-------- DATA PROVIDED

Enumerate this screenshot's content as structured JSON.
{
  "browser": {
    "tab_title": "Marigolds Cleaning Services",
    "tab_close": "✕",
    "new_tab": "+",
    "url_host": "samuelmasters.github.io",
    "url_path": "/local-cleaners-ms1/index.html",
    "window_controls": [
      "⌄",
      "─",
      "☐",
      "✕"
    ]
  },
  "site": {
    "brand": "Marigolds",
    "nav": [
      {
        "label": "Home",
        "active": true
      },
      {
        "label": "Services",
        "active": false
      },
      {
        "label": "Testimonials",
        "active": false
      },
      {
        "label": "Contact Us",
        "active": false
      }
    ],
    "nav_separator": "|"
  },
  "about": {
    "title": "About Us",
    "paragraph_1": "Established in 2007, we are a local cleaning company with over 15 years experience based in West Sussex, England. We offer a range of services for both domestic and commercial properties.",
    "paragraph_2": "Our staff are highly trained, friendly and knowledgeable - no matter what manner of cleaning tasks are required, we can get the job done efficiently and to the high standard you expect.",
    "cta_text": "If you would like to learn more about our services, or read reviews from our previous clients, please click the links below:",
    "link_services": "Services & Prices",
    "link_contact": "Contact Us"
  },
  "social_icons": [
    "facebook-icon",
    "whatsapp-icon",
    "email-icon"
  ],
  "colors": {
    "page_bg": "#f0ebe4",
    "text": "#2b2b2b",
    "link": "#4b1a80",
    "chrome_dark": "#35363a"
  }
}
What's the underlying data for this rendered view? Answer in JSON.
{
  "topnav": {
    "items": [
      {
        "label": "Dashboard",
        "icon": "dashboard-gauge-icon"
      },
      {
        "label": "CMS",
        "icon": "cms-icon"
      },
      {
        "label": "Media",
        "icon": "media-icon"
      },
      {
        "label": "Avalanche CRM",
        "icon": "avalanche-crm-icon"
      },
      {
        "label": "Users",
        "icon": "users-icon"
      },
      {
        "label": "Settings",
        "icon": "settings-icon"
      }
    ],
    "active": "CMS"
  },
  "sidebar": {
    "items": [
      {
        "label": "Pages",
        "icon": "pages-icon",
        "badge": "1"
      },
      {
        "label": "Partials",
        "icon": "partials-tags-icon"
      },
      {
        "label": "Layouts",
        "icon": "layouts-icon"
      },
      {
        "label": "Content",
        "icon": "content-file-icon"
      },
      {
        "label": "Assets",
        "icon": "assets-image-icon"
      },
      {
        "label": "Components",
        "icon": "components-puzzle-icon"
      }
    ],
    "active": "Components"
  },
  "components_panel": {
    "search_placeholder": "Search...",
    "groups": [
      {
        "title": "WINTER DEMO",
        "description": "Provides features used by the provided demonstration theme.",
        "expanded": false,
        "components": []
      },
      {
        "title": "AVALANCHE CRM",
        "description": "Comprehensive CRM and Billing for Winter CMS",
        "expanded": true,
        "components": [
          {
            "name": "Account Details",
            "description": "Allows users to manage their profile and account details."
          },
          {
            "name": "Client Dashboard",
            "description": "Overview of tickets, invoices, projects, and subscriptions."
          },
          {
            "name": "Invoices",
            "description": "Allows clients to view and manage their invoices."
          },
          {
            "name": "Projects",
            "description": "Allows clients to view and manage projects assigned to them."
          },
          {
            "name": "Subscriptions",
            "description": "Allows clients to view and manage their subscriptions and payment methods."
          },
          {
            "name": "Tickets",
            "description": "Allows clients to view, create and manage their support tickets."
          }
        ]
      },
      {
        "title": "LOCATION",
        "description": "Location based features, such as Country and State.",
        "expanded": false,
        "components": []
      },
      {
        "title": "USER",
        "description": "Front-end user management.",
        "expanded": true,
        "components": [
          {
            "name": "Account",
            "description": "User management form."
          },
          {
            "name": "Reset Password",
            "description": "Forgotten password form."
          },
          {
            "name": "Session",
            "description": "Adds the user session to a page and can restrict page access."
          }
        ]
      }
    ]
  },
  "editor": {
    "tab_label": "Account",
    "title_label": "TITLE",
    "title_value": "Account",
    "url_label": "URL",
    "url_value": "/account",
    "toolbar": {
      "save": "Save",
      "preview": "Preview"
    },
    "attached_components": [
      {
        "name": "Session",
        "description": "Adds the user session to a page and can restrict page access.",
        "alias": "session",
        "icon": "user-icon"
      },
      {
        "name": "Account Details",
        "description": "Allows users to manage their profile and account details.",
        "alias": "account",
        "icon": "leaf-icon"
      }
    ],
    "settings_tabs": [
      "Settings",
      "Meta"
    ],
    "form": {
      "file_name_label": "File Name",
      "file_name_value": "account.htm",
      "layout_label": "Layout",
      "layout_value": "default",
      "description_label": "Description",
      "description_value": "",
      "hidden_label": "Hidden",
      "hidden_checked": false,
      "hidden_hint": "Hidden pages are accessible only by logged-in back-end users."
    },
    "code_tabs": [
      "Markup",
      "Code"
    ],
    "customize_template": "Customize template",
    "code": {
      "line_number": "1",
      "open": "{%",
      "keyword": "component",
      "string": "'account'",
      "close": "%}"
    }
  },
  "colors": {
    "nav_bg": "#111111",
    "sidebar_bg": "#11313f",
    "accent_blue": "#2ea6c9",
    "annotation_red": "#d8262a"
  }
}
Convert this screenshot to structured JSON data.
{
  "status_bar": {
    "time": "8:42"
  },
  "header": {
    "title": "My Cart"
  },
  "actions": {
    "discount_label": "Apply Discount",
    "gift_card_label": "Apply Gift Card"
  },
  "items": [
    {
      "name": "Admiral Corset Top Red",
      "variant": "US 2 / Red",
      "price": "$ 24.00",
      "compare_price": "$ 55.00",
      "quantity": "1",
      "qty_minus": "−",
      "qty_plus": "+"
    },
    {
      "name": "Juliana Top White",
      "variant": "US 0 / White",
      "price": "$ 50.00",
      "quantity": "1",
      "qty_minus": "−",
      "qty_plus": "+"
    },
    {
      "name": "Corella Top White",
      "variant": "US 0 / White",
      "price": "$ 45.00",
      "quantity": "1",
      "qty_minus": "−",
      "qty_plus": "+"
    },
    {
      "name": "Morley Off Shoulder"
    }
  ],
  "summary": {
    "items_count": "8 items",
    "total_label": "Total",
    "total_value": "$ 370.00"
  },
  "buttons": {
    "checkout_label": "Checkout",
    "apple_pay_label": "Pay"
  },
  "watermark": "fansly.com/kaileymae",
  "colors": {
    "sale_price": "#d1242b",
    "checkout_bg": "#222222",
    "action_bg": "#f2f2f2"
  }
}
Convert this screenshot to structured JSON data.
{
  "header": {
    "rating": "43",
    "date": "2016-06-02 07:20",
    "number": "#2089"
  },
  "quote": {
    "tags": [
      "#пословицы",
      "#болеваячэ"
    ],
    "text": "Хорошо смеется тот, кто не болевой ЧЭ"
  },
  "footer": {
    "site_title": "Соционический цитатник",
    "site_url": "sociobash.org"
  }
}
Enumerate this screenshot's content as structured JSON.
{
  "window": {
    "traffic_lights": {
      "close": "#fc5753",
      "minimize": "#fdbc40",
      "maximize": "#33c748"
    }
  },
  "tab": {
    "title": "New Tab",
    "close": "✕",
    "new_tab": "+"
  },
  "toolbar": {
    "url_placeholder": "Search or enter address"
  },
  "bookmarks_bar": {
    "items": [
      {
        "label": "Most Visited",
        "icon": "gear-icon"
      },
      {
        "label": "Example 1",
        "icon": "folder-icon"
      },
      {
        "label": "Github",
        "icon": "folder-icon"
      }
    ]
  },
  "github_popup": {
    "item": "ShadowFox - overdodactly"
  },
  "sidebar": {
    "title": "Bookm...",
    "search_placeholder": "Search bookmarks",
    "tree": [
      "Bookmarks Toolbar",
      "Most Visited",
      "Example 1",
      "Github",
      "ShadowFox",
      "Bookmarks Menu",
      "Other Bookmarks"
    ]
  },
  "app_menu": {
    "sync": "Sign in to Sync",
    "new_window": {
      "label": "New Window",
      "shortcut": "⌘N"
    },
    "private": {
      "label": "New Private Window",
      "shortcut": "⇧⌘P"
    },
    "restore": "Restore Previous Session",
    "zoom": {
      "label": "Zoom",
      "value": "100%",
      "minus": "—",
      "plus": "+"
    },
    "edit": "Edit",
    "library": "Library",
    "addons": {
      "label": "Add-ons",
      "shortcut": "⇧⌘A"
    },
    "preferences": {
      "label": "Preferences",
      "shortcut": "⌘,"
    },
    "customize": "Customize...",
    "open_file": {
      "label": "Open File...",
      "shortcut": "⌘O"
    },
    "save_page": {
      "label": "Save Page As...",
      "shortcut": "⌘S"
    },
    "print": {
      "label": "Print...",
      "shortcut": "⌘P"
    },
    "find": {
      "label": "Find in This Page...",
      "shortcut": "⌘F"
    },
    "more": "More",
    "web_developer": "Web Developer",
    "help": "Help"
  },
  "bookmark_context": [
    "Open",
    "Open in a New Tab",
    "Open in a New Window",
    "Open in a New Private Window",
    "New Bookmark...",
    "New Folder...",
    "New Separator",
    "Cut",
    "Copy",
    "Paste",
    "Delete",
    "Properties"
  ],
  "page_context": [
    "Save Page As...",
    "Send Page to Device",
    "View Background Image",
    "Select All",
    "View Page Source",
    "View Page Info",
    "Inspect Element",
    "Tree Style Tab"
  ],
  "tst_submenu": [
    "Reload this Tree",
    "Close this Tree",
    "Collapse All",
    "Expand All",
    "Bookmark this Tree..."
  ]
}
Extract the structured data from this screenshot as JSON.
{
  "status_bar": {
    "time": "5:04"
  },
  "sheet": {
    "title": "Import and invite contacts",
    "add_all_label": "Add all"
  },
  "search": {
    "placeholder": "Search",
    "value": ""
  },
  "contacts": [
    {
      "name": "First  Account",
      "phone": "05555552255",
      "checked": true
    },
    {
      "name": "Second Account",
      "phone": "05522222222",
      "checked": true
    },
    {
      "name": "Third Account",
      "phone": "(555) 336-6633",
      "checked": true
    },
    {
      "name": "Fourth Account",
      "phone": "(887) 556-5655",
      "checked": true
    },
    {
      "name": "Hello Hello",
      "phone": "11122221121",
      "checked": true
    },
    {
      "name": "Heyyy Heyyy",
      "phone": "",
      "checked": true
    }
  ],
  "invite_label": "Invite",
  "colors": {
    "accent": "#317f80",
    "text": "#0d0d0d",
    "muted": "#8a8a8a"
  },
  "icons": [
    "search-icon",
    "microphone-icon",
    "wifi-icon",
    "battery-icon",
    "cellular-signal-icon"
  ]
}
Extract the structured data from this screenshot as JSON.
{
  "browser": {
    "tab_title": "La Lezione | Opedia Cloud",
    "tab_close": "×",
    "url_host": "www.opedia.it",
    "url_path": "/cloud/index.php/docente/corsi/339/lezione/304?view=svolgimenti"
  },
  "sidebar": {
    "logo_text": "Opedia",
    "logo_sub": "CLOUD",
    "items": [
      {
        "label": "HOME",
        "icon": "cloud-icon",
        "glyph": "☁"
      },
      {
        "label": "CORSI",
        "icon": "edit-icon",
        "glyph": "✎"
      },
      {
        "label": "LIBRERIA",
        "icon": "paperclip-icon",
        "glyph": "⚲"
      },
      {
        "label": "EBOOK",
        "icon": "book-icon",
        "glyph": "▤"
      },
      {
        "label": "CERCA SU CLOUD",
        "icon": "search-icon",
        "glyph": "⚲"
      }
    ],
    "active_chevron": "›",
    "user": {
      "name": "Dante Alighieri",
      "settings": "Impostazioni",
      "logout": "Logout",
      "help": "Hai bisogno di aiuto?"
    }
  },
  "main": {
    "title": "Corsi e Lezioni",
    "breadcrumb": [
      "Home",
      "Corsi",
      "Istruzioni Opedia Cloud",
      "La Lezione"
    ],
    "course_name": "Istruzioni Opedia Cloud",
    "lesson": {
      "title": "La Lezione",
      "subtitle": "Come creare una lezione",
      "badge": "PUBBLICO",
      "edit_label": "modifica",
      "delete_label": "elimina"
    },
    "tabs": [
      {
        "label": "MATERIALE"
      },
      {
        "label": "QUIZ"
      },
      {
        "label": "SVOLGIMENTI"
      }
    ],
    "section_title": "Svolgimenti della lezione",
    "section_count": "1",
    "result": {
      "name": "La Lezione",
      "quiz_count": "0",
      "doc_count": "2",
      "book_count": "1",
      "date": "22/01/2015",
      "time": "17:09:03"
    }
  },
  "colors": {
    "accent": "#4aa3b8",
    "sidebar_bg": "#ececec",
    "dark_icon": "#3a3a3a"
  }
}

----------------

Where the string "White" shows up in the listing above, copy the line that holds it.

      "name": "Juliana Top White",
      "variant": "US 0 / White",
      "name": "Corella Top White",
      "variant": "US 0 / White",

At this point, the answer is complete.